> _TRY IT_
Below are records; how many of their lines contain "data"? Answer with only the number.

> _RECORDS PROVIDED_
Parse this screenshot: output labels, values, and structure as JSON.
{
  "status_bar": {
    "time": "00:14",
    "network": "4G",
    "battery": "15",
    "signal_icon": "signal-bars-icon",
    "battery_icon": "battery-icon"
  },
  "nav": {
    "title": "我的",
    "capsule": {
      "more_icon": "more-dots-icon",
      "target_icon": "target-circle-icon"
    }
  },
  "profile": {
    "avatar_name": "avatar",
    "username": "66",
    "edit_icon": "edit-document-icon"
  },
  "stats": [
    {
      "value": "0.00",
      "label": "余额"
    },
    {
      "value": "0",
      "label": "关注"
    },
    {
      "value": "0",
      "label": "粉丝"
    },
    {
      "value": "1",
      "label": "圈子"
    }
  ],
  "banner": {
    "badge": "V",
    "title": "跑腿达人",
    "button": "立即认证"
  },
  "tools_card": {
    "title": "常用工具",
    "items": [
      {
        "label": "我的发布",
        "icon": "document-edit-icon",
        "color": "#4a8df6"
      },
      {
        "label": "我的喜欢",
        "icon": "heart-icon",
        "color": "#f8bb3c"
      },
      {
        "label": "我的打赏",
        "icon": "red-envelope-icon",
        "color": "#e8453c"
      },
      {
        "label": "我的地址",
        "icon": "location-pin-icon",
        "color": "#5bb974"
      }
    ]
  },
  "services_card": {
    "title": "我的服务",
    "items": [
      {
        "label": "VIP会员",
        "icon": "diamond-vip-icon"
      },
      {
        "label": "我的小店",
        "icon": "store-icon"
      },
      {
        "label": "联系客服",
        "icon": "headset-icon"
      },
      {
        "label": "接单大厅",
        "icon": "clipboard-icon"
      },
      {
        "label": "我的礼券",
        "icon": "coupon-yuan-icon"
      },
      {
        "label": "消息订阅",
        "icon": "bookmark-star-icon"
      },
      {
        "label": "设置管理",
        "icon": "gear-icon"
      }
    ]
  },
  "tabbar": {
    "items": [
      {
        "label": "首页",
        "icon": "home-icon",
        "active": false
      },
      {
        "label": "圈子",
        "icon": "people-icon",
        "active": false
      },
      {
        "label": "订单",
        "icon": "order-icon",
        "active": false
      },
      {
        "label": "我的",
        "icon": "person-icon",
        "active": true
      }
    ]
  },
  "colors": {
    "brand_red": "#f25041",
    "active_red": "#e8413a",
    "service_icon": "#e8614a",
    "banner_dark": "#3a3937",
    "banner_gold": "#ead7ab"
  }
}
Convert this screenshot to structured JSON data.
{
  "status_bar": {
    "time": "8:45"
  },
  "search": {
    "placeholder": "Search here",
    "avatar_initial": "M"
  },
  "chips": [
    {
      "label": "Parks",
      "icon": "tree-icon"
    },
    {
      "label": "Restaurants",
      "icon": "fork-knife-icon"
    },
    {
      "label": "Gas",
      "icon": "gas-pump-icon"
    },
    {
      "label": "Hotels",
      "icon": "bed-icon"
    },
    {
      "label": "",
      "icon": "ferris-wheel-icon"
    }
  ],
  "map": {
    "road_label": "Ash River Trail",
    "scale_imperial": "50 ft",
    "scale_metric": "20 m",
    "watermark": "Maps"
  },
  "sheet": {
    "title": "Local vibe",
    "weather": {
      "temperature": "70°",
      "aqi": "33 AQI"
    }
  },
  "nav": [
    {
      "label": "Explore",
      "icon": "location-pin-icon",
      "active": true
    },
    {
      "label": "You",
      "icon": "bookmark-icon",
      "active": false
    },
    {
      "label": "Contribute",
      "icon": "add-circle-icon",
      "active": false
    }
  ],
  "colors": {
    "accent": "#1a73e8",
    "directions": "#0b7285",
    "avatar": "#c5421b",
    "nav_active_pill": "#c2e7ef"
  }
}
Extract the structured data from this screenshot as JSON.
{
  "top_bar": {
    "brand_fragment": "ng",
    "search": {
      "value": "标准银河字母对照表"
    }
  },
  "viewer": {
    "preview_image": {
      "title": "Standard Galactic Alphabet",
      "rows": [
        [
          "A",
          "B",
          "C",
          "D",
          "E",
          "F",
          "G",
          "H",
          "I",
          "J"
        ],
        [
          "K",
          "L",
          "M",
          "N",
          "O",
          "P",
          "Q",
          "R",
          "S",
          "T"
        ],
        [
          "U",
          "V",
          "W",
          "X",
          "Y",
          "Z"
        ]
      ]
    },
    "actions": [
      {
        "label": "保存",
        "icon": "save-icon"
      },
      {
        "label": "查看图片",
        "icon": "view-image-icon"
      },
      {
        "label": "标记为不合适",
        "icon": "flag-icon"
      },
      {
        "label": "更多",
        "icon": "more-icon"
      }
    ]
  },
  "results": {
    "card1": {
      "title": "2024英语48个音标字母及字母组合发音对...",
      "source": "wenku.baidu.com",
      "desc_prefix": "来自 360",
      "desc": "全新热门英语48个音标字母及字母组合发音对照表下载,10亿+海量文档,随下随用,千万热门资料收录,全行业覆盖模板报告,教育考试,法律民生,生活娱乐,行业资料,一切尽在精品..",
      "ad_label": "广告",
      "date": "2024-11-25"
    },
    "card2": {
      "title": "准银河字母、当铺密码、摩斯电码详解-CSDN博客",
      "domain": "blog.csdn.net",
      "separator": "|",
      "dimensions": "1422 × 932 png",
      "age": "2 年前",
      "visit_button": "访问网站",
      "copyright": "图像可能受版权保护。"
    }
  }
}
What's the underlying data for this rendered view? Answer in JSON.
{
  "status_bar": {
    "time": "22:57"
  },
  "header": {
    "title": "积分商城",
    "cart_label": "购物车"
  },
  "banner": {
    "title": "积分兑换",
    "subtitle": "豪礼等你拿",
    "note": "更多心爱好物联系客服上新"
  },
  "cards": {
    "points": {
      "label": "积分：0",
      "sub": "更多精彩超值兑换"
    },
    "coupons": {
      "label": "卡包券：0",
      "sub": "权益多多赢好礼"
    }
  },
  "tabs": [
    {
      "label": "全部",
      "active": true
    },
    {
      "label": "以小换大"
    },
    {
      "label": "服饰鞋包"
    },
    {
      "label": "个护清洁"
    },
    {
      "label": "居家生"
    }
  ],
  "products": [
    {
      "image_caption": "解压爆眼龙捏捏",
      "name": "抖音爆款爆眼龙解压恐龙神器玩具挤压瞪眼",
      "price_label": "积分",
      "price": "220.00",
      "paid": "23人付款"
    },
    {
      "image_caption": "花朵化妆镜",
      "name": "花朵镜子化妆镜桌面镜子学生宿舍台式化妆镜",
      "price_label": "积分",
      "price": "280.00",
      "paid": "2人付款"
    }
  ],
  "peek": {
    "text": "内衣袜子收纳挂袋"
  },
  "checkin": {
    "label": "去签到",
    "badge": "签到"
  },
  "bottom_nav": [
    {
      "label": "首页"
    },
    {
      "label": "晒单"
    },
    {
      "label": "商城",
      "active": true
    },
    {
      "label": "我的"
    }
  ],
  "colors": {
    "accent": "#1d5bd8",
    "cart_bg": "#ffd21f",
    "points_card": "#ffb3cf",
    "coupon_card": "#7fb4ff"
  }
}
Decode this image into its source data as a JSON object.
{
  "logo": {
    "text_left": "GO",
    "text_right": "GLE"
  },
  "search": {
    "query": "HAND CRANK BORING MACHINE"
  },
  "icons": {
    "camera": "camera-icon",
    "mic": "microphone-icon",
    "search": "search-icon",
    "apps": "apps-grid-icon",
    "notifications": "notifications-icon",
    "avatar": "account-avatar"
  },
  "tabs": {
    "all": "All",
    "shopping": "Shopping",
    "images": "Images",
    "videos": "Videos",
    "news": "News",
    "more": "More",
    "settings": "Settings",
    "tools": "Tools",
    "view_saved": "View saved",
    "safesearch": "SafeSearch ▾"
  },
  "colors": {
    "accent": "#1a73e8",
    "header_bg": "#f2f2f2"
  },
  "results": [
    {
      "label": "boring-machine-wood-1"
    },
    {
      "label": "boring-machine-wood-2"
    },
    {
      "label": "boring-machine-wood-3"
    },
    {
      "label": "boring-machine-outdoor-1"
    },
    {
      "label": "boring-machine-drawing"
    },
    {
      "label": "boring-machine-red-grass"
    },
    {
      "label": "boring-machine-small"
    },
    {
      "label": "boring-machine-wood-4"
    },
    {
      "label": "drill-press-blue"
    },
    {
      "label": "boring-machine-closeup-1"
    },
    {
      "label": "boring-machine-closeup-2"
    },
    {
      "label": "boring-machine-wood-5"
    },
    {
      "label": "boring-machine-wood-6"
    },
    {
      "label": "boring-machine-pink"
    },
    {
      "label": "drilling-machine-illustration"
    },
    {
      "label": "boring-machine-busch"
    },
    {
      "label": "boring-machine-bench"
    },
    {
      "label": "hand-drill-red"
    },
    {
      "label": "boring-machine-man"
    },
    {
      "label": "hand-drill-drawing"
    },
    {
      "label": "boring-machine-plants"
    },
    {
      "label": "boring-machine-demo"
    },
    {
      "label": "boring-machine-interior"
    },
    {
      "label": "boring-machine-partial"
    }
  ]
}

> _WRITTEN REPLY_
4